▶ WHAT TO PRODUCE
Each line of the records needs to come back exactly as written.

┄┄┄┄┄┄┄┄┄┄

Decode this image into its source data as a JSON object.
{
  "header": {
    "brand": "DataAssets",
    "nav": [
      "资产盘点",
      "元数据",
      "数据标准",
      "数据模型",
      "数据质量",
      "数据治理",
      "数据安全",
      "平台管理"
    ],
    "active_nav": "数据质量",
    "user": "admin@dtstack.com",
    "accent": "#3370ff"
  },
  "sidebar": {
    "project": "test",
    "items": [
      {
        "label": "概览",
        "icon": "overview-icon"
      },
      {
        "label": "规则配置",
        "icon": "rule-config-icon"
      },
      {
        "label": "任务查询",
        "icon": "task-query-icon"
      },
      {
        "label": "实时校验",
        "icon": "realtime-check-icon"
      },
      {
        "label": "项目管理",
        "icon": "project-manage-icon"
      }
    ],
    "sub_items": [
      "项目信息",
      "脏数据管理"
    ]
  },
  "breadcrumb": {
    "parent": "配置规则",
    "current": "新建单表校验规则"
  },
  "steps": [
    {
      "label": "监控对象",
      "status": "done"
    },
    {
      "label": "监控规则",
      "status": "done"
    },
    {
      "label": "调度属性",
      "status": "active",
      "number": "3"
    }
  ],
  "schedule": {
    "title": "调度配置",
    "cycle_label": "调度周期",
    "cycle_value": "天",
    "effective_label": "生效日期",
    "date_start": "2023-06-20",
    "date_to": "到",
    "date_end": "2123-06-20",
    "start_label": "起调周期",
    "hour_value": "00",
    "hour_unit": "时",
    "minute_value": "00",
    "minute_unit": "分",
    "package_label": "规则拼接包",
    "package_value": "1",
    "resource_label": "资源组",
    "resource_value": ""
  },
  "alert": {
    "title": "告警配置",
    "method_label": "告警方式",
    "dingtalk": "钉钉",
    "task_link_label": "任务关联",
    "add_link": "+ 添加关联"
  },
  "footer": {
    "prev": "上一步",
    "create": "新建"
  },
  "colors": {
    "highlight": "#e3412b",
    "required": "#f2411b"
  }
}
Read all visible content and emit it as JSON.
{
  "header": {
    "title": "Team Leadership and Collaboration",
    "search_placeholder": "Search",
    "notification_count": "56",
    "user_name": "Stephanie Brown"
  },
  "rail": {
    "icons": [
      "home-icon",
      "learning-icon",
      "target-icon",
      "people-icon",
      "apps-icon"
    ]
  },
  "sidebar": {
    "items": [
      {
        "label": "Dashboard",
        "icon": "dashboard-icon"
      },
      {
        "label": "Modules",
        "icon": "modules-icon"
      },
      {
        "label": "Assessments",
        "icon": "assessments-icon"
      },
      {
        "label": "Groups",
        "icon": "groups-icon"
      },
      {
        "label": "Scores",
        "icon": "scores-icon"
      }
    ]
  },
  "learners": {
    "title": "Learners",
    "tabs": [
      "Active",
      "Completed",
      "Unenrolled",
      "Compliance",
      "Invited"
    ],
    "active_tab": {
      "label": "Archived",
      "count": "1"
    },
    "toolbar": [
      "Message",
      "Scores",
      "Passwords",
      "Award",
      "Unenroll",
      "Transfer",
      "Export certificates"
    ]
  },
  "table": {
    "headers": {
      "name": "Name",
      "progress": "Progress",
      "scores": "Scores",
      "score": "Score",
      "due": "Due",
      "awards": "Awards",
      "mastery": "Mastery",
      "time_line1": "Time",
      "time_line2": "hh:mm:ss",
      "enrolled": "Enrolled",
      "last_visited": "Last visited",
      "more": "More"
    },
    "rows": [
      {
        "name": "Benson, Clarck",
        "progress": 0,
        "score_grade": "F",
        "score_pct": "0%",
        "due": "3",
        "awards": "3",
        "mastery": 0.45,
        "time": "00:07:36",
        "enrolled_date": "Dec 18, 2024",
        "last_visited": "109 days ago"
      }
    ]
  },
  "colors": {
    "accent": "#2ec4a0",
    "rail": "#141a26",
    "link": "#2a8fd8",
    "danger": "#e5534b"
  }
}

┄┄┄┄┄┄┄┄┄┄

▶ ANSWER SECTION
Decode this image into its source data as a JSON object.
{
  "header": {
    "brand": "DataAssets",
    "nav": [
      "资产盘点",
      "元数据",
      "数据标准",
      "数据模型",
      "数据质量",
      "数据治理",
      "数据安全",
      "平台管理"
    ],
    "active_nav": "数据质量",
    "user": "admin@dtstack.com",
    "accent": "#3370ff"
  },
  "sidebar": {
    "project": "test",
    "items": [
      {
        "label": "概览",
        "icon": "overview-icon"
      },
      {
        "label": "规则配置",
        "icon": "rule-config-icon"
      },
      {
        "label": "任务查询",
        "icon": "task-query-icon"
      },
      {
        "label": "实时校验",
        "icon": "realtime-check-icon"
      },
      {
        "label": "项目管理",
        "icon": "project-manage-icon"
      }
    ],
    "sub_items": [
      "项目信息",
      "脏数据管理"
    ]
  },
  "breadcrumb": {
    "parent": "配置规则",
    "current": "新建单表校验规则"
  },
  "steps": [
    {
      "label": "监控对象",
      "status": "done"
    },
    {
      "label": "监控规则",
      "status": "done"
    },
    {
      "label": "调度属性",
      "status": "active",
      "number": "3"
    }
  ],
  "schedule": {
    "title": "调度配置",
    "cycle_label": "调度周期",
    "cycle_value": "天",
    "effective_label": "生效日期",
    "date_start": "2023-06-20",
    "date_to": "到",
    "date_end": "2123-06-20",
    "start_label": "起调周期",
    "hour_value": "00",
    "hour_unit": "时",
    "minute_value": "00",
    "minute_unit": "分",
    "package_label": "规则拼接包",
    "package_value": "1",
    "resource_label": "资源组",
    "resource_value": ""
  },
  "alert": {
    "title": "告警配置",
    "method_label": "告警方式",
    "dingtalk": "钉钉",
    "task_link_label": "任务关联",
    "add_link": "+ 添加关联"
  },
  "footer": {
    "prev": "上一步",
    "create": "新建"
  },
  "colors": {
    "highlight": "#e3412b",
    "required": "#f2411b"
  }
}
Read all visible content and emit it as JSON.
{
  "header": {
    "title": "Team Leadership and Collaboration",
    "search_placeholder": "Search",
    "notification_count": "56",
    "user_name": "Stephanie Brown"
  },
  "rail": {
    "icons": [
      "home-icon",
      "learning-icon",
      "target-icon",
      "people-icon",
      "apps-icon"
    ]
  },
  "sidebar": {
    "items": [
      {
        "label": "Dashboard",
        "icon": "dashboard-icon"
      },
      {
        "label": "Modules",
        "icon": "modules-icon"
      },
      {
        "label": "Assessments",
        "icon": "assessments-icon"
      },
      {
        "label": "Groups",
        "icon": "groups-icon"
      },
      {
        "label": "Scores",
        "icon": "scores-icon"
      }
    ]
  },
  "learners": {
    "title": "Learners",
    "tabs": [
      "Active",
      "Completed",
      "Unenrolled",
      "Compliance",
      "Invited"
    ],
    "active_tab": {
      "label": "Archived",
      "count": "1"
    },
    "toolbar": [
      "Message",
      "Scores",
      "Passwords",
      "Award",
      "Unenroll",
      "Transfer",
      "Export certificates"
    ]
  },
  "table": {
    "headers": {
      "name": "Name",
      "progress": "Progress",
      "scores": "Scores",
      "score": "Score",
      "due": "Due",
      "awards": "Awards",
      "mastery": "Mastery",
      "time_line1": "Time",
      "time_line2": "hh:mm:ss",
      "enrolled": "Enrolled",
      "last_visited": "Last visited",
      "more": "More"
    },
    "rows": [
      {
        "name": "Benson, Clarck",
        "progress": 0,
        "score_grade": "F",
        "score_pct": "0%",
        "due": "3",
        "awards": "3",
        "mastery": 0.45,
        "time": "00:07:36",
        "enrolled_date": "Dec 18, 2024",
        "last_visited": "109 days ago"
      }
    ]
  },
  "colors": {
    "accent": "#2ec4a0",
    "rail": "#141a26",
    "link": "#2a8fd8",
    "danger": "#e5534b"
  }
}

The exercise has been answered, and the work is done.